It’s a puzzle to so many people. Their dog is easygoing and tranquil, and out of nowhere he snarks at another dog - or snaps at a child - or even growls at you!
Maybe your dog is not so easygoing and you have just learned to live with these “random” outbursts. You never know when he’s going to be in a good humour, and when he’s going to have a meltdown.
But you CAN know!
If you’re aware of what’s using up your dog’s patience stores, you’ll be able to manage him so that he doesn’t run out entirely, and be left with no way to go except have an outburst.
What you need to learn about is known as Trigger Stacking. And at the moment we have a huge extra trigger that many people simply aren’t aware of.
In the UK at the moment we are enjoying (or suffering!) extreme weather. Weeks of temperatures in the high 70s and 80s (that's the high 20s in new money) - we’re not used to it at all!
So spare a thought for your dog, who has to wear his full fur coat regardless of the weather.
You doubtless know all the commonsense advice for dogs and hot weather:
• Ensure plenty of fresh water is available
• Brush out the winter coat as far as possible, and trim and shear hairy beasties
• Cut back on walks - maybe none at all for a few days, and certainly only at the cool ends of the day
• Limit access to the garden UNLESS you have a paddling pool to entertain your dog, or unless he has enough sense to find a shady spot and stay there
• Check temperature of the ground with your hand. Have you seen people doing the hoppy dance on a hot beach when they have no shoes on?
• Don’t leave your dog in a car, even with the windows open, without taking measures to keep it cool. This will include covering all the windows, ensuring a through draught, running an aircon, and - of course - parking in the shade.
• Consider a cooling mat for a double-coated breed, or a cooling shirt. A wet t-shirt will work well too, but you need to keep wetting it.
• Frozen food-toys may be popular
• Observe speed of panting and shape of tongue - a long spoon-shaped tongue means your dog is working hard to get rid of heat
Heatstroke in dogs can be quick, and deadly. So please take the precautions above to ensure your dog is protected.
But you also need to consider how this heat is impacting his mental state.
I’d like you to take a quick detour and bone up on Spoon Theory. This explains so well how limited stores of energy have to be farmed and managed carefully.
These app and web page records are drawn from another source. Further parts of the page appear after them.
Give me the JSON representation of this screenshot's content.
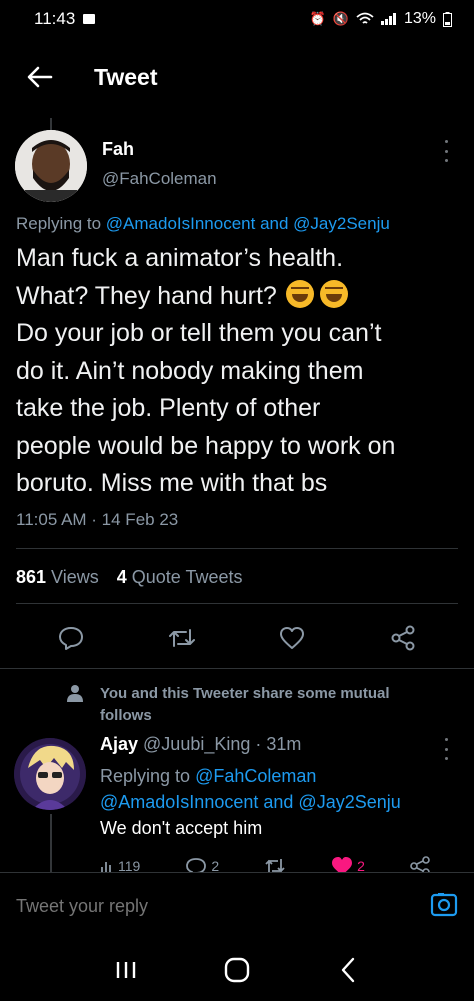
{
  "status_bar": {
    "time": "11:43",
    "battery": "13%"
  },
  "header": {
    "title": "Tweet"
  },
  "main_tweet": {
    "name": "Fah",
    "handle": "@FahColeman",
    "replying_prefix": "Replying to ",
    "replying_user1": "@AmadoIsInnocent",
    "replying_and": " and ",
    "replying_user2": "@Jay2Senju",
    "lines": [
      "Man fuck a animator’s health.",
      "What? They hand hurt? ",
      "Do your job or tell them you can’t",
      "do it. Ain’t nobody making them",
      "take the job. Plenty of other",
      "people would be happy to work on",
      "boruto. Miss me with that bs"
    ],
    "emoji": "rolling-on-floor-laughing-emoji",
    "timestamp": "11:05 AM · 14 Feb 23",
    "views_count": "861",
    "views_label": "Views",
    "quotes_count": "4",
    "quotes_label": "Quote Tweets"
  },
  "mutual": {
    "text": "You and this Tweeter share some mutual follows"
  },
  "reply_tweet": {
    "name": "Ajay",
    "meta": " @Juubi_King · 31m",
    "replying_prefix": "Replying to ",
    "replying_user1": "@FahColeman",
    "replying_user2": "@AmadoIsInnocent",
    "replying_and": " and ",
    "replying_user3": "@Jay2Senju",
    "text": "We don't accept him",
    "views": "119",
    "replies": "2",
    "likes": "2"
  },
  "composer": {
    "placeholder": "Tweet your reply"
  },
  "colors": {
    "accent": "#1d9bf0",
    "like": "#f91880",
    "muted": "#8b98a5"
  }
}
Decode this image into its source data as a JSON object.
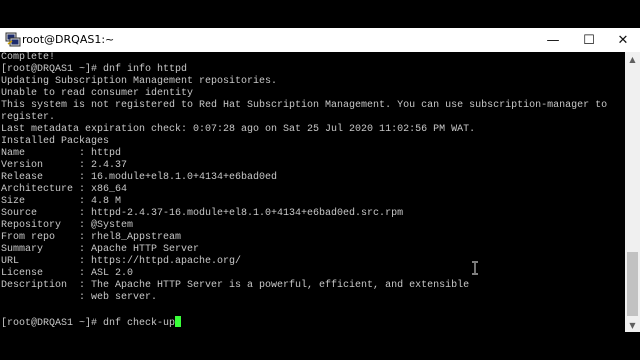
{
  "window": {
    "title": "root@DRQAS1:~",
    "controls": {
      "minimize": "—",
      "maximize": "☐",
      "close": "✕"
    }
  },
  "terminal": {
    "lines": [
      "Complete!",
      "[root@DRQAS1 ~]# dnf info httpd",
      "Updating Subscription Management repositories.",
      "Unable to read consumer identity",
      "This system is not registered to Red Hat Subscription Management. You can use subscription-manager to",
      "register.",
      "Last metadata expiration check: 0:07:28 ago on Sat 25 Jul 2020 11:02:56 PM WAT.",
      "Installed Packages",
      "Name         : httpd",
      "Version      : 2.4.37",
      "Release      : 16.module+el8.1.0+4134+e6bad0ed",
      "Architecture : x86_64",
      "Size         : 4.8 M",
      "Source       : httpd-2.4.37-16.module+el8.1.0+4134+e6bad0ed.src.rpm",
      "Repository   : @System",
      "From repo    : rhel8_Appstream",
      "Summary      : Apache HTTP Server",
      "URL          : https://httpd.apache.org/",
      "License      : ASL 2.0",
      "Description  : The Apache HTTP Server is a powerful, efficient, and extensible",
      "             : web server.",
      ""
    ],
    "prompt": "[root@DRQAS1 ~]# ",
    "current_input": "dnf check-up"
  },
  "colors": {
    "background": "#000000",
    "foreground": "#c8c8c8",
    "cursor": "#39ff39"
  },
  "icons": {
    "app": "putty-icon",
    "scroll_up": "scroll-up-arrow-icon",
    "scroll_down": "scroll-down-arrow-icon",
    "text_cursor": "ibeam-cursor-icon"
  }
}
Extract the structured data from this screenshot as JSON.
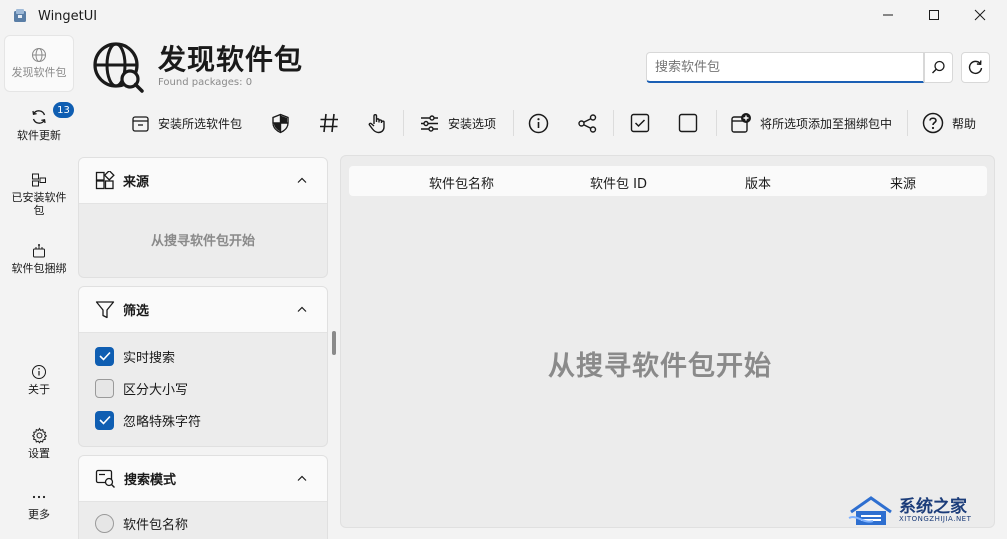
{
  "window": {
    "title": "WingetUI"
  },
  "nav": {
    "items": [
      {
        "label": "发现软件包",
        "icon": "globe-icon",
        "active": true
      },
      {
        "label": "软件更新",
        "icon": "refresh-icon",
        "badge": "13"
      },
      {
        "label": "已安装软件包",
        "icon": "installed-packages-icon"
      },
      {
        "label": "软件包捆绑",
        "icon": "bundle-icon"
      }
    ],
    "bottom": [
      {
        "label": "关于",
        "icon": "info-icon"
      },
      {
        "label": "设置",
        "icon": "gear-icon"
      },
      {
        "label": "更多",
        "icon": "more-icon"
      }
    ]
  },
  "header": {
    "title": "发现软件包",
    "subtitle": "Found packages: 0",
    "search_placeholder": "搜索软件包"
  },
  "toolbar": {
    "install_selected": "安装所选软件包",
    "install_options": "安装选项",
    "add_to_bundle": "将所选项添加至捆绑包中",
    "help": "帮助"
  },
  "panels": {
    "sources": {
      "title": "来源",
      "empty_text": "从搜寻软件包开始"
    },
    "filters": {
      "title": "筛选",
      "options": [
        {
          "label": "实时搜索",
          "checked": true
        },
        {
          "label": "区分大小写",
          "checked": false
        },
        {
          "label": "忽略特殊字符",
          "checked": true
        }
      ]
    },
    "search_mode": {
      "title": "搜索模式",
      "first_option": "软件包名称"
    }
  },
  "table": {
    "columns": [
      "软件包名称",
      "软件包 ID",
      "版本",
      "来源"
    ],
    "empty_text": "从搜寻软件包开始"
  },
  "watermark": {
    "text": "系统之家",
    "sub": "XITONGZHIJIA.NET"
  },
  "colors": {
    "accent": "#0f5eb2",
    "background": "#f3f3f3"
  }
}
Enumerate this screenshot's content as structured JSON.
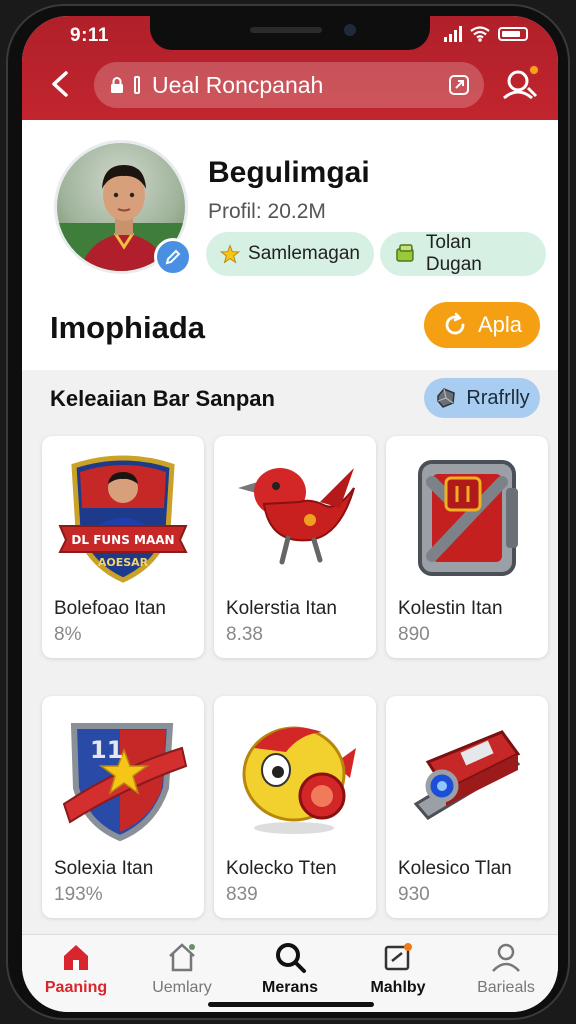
{
  "status": {
    "time": "9:11"
  },
  "header": {
    "url_text": "Ueal Roncpanah"
  },
  "profile": {
    "name": "Begulimgai",
    "stat": "Profil: 20.2M",
    "chips": [
      {
        "label": "Samlemagan",
        "icon": "star-icon"
      },
      {
        "label": "Tolan Dugan",
        "icon": "ticket-icon"
      }
    ],
    "section_title": "Imophiada",
    "apply_label": "Apla"
  },
  "collection": {
    "title": "Keleaiian Bar Sanpan",
    "filter_label": "Rrafrlly",
    "items": [
      {
        "name": "Bolefoao Itan",
        "value": "8%",
        "art": "team-badge-icon",
        "banner": "DL FUNS MAAN",
        "banner_sub": "AOESAR"
      },
      {
        "name": "Kolerstia Itan",
        "value": "8.38",
        "art": "red-bird-icon"
      },
      {
        "name": "Kolestin Itan",
        "value": "890",
        "art": "armored-chest-icon"
      },
      {
        "name": "Solexia Itan",
        "value": "193%",
        "art": "shield-star-icon"
      },
      {
        "name": "Kolecko Tten",
        "value": "839",
        "art": "yellow-pod-icon"
      },
      {
        "name": "Kolesico Tlan",
        "value": "930",
        "art": "red-device-icon"
      }
    ]
  },
  "nav": {
    "items": [
      {
        "label": "Paaning",
        "icon": "home-icon"
      },
      {
        "label": "Uemlary",
        "icon": "house-outline-icon"
      },
      {
        "label": "Merans",
        "icon": "search-icon"
      },
      {
        "label": "Mahlby",
        "icon": "note-icon"
      },
      {
        "label": "Barieals",
        "icon": "profile-icon"
      }
    ]
  },
  "colors": {
    "brand_red": "#c2252e",
    "accent_orange": "#f5a013",
    "chip_green": "#d6f0e4",
    "filter_blue": "#a9cdf0"
  }
}
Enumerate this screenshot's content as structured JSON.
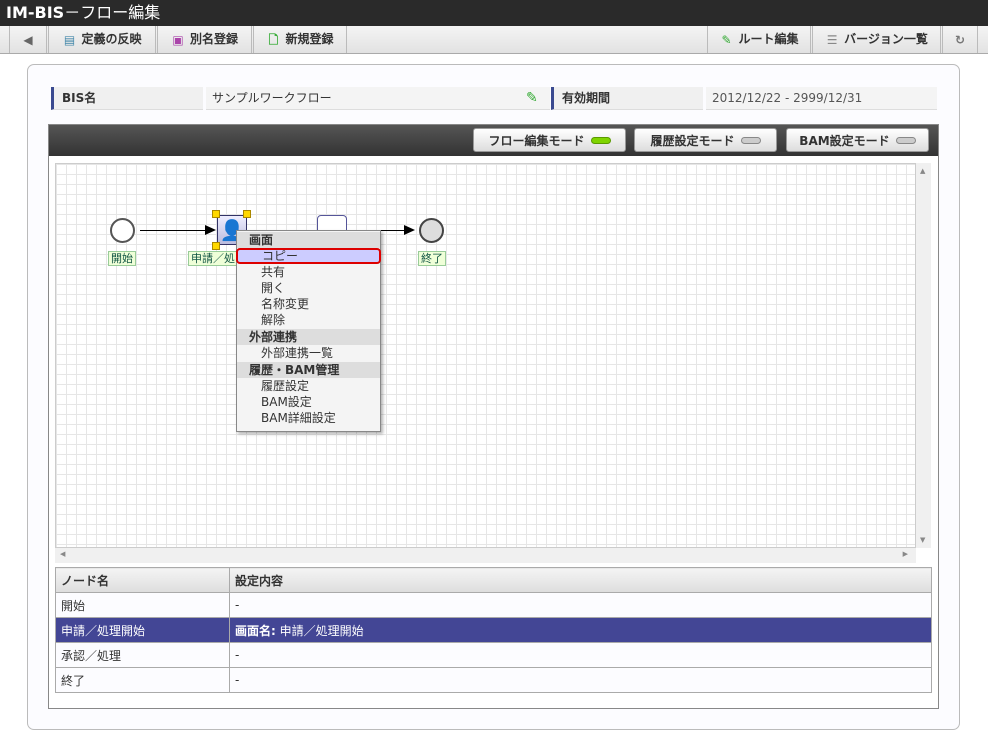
{
  "title": {
    "app": "IM-BIS",
    "sub": "－フロー編集"
  },
  "toolbar": {
    "reflect": "定義の反映",
    "alias": "別名登録",
    "new": "新規登録",
    "route": "ルート編集",
    "versions": "バージョン一覧"
  },
  "info": {
    "bis_label": "BIS名",
    "bis_value": "サンプルワークフロー",
    "period_label": "有効期間",
    "period_value": "2012/12/22 - 2999/12/31"
  },
  "modes": [
    {
      "label": "フロー編集モード",
      "active": true
    },
    {
      "label": "履歴設定モード",
      "active": false
    },
    {
      "label": "BAM設定モード",
      "active": false
    }
  ],
  "nodes": {
    "start": "開始",
    "task1": "申請／処",
    "end": "終了"
  },
  "menu": {
    "h1": "画面",
    "copy": "コピー",
    "share": "共有",
    "open": "開く",
    "rename": "名称変更",
    "release": "解除",
    "h2": "外部連携",
    "ext_list": "外部連携一覧",
    "h3": "履歴・BAM管理",
    "history": "履歴設定",
    "bam": "BAM設定",
    "bam_detail": "BAM詳細設定"
  },
  "table": {
    "headers": [
      "ノード名",
      "設定内容"
    ],
    "rows": [
      {
        "name": "開始",
        "content": "-"
      },
      {
        "name": "申請／処理開始",
        "content_key": "画面名:",
        "content": " 申請／処理開始"
      },
      {
        "name": "承認／処理",
        "content": "-"
      },
      {
        "name": "終了",
        "content": "-"
      }
    ]
  }
}
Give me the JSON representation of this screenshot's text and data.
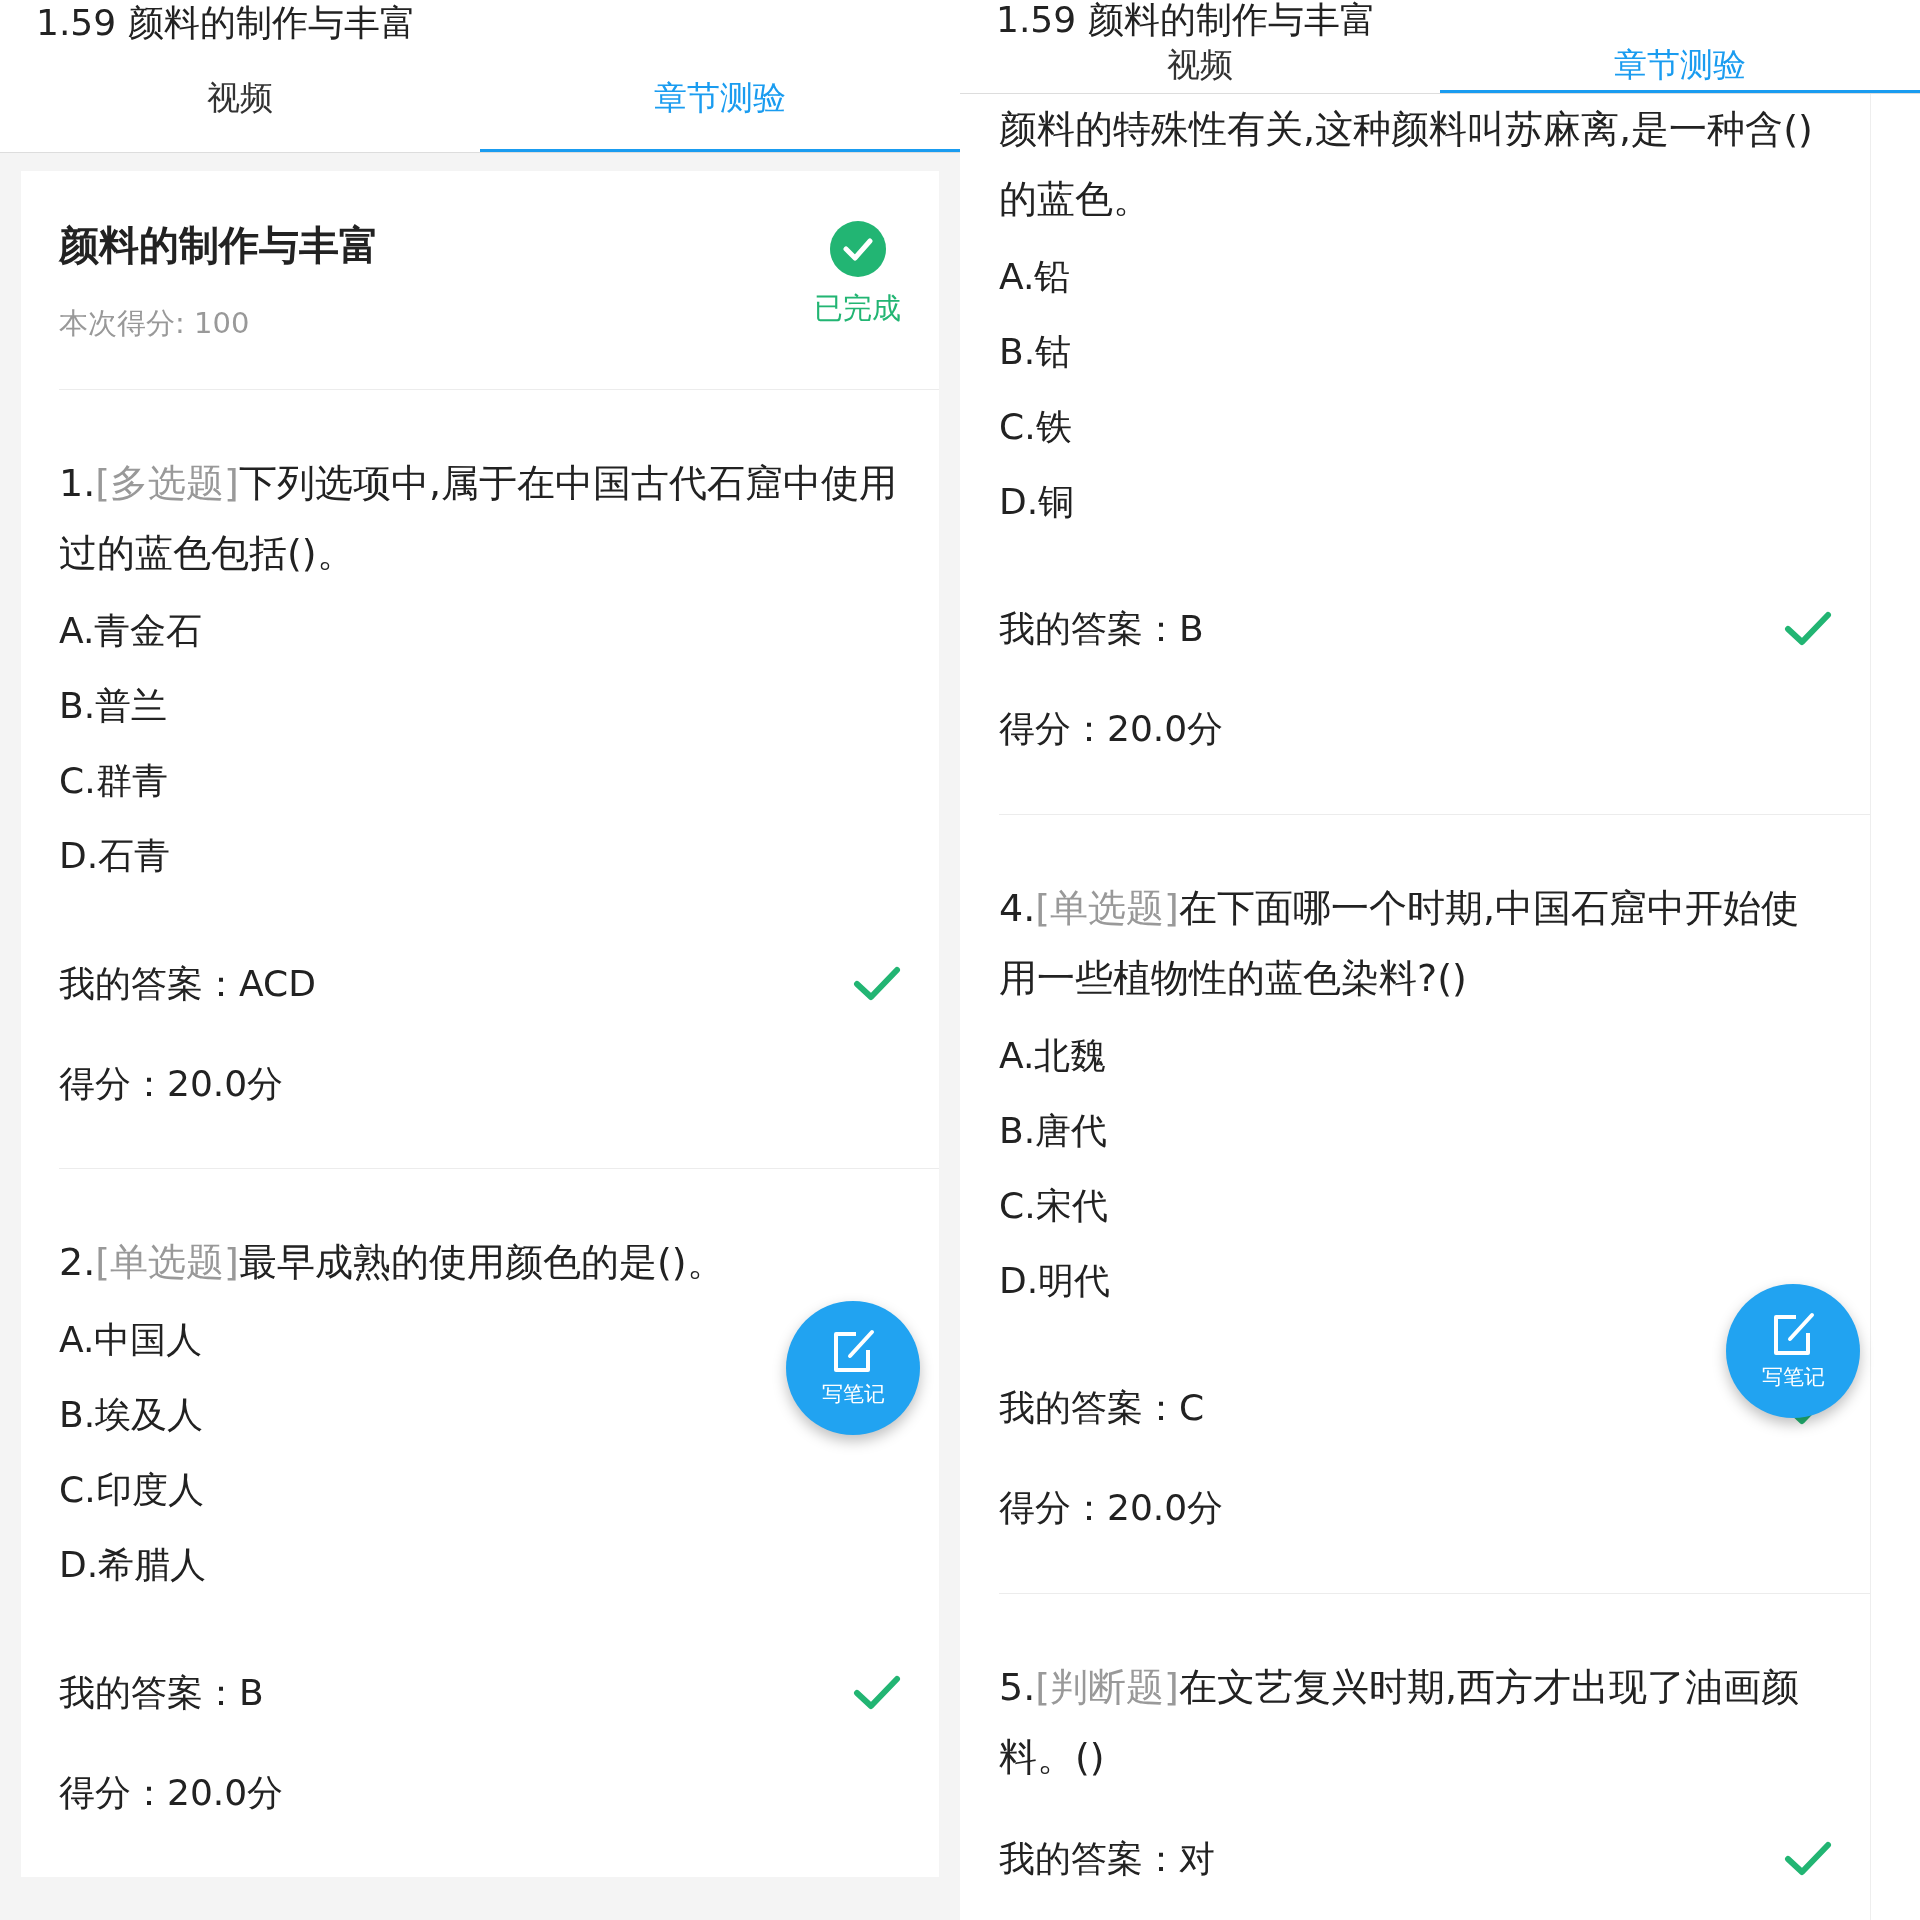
{
  "panels": [
    {
      "title": "1.59 颜料的制作与丰富",
      "tabs": [
        {
          "label": "视频",
          "selected": false
        },
        {
          "label": "章节测验",
          "selected": true
        }
      ],
      "header": {
        "title": "颜料的制作与丰富",
        "score": "本次得分: 100",
        "status": "已完成",
        "completed": true
      },
      "questions": [
        {
          "number": "1.",
          "type": "[多选题]",
          "text": "下列选项中,属于在中国古代石窟中使用过的蓝色包括()。",
          "options": [
            "A.青金石",
            "B.普兰",
            "C.群青",
            "D.石青"
          ],
          "answer": "我的答案：ACD",
          "correct": true,
          "score": "得分：20.0分"
        },
        {
          "number": "2.",
          "type": "[单选题]",
          "text": "最早成熟的使用颜色的是()。",
          "options": [
            "A.中国人",
            "B.埃及人",
            "C.印度人",
            "D.希腊人"
          ],
          "answer": "我的答案：B",
          "correct": true,
          "score": "得分：20.0分"
        }
      ],
      "note_button": {
        "label": "写笔记"
      }
    },
    {
      "title": "1.59 颜料的制作与丰富",
      "tabs": [
        {
          "label": "视频",
          "selected": false
        },
        {
          "label": "章节测验",
          "selected": true
        }
      ],
      "questions": [
        {
          "text": "颜料的特殊性有关,这种颜料叫苏麻离,是一种含()的蓝色。",
          "options": [
            "A.铅",
            "B.钴",
            "C.铁",
            "D.铜"
          ],
          "answer": "我的答案：B",
          "correct": true,
          "score": "得分：20.0分"
        },
        {
          "number": "4.",
          "type": "[单选题]",
          "text": "在下面哪一个时期,中国石窟中开始使用一些植物性的蓝色染料?()",
          "options": [
            "A.北魏",
            "B.唐代",
            "C.宋代",
            "D.明代"
          ],
          "answer": "我的答案：C",
          "correct": true,
          "score": "得分：20.0分"
        },
        {
          "number": "5.",
          "type": "[判断题]",
          "text": "在文艺复兴时期,西方才出现了油画颜料。()",
          "answer": "我的答案：对",
          "correct": true
        }
      ],
      "note_button": {
        "label": "写笔记"
      }
    }
  ]
}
The same applies for our dogs with their limited store of tolerance.
Before you even step out of the door on a hot day, your dog is stressed. He’s already used up a boatload of spoons and may be running critically low. This could apply to the calmer dog as well as the “reactive” or growly dog.
You know how quickly you can get annoyed when you're uncomfortable - especially if you're not used to the heat? Think of airport rows and road rage in hot traffic jams.
Lots of people will be out and about in holiday mode, with dogs who are only walked on high days and holydays, and everyone will be hot and bothered.
So seek out quieter walks, shaded walks - if you can find a place for your dog to swim, so much the better! - and cut out the ball-throwing till the worst of this heat is over. It will be over soon enough, and all us Britishers can go back to talking about the weather in disparaging terms!
And if you live in a permanently hot place, you’ll have worked out your own ways of keeping your home cool, and strategies to get about outside without boiling. A reader from Texas told me that she can only take her dog out for 20’ at 5 am - after that it’s into the hundreds and impossible.
Triggers, and spoons
Armed with this knowledge, you can now look at your dog in a different way. Hopefully a more understanding and tolerant way. He’s not being difficult - he’s struggling in circumstances he finds hard at the best of times, and may now be finding impossible.
In the greater scheme of things, it really doesn’t matter if your dog doesn’t go for a walk for several days - or even weeks. And contrary to what you may be thinking, you may be surprised to find that your normally hyper dog in fact gets calmer and more manageable, the less he’s walked!
Help him by managing his day carefully when outside influences are making it harder for him. He’s relying on you!
Want to know more about keeping walks calm and pleasant? Whether your dog is “growly” or just a bit anxious on walks, you’ll find a lot to help you in this Free 5 Day Workshop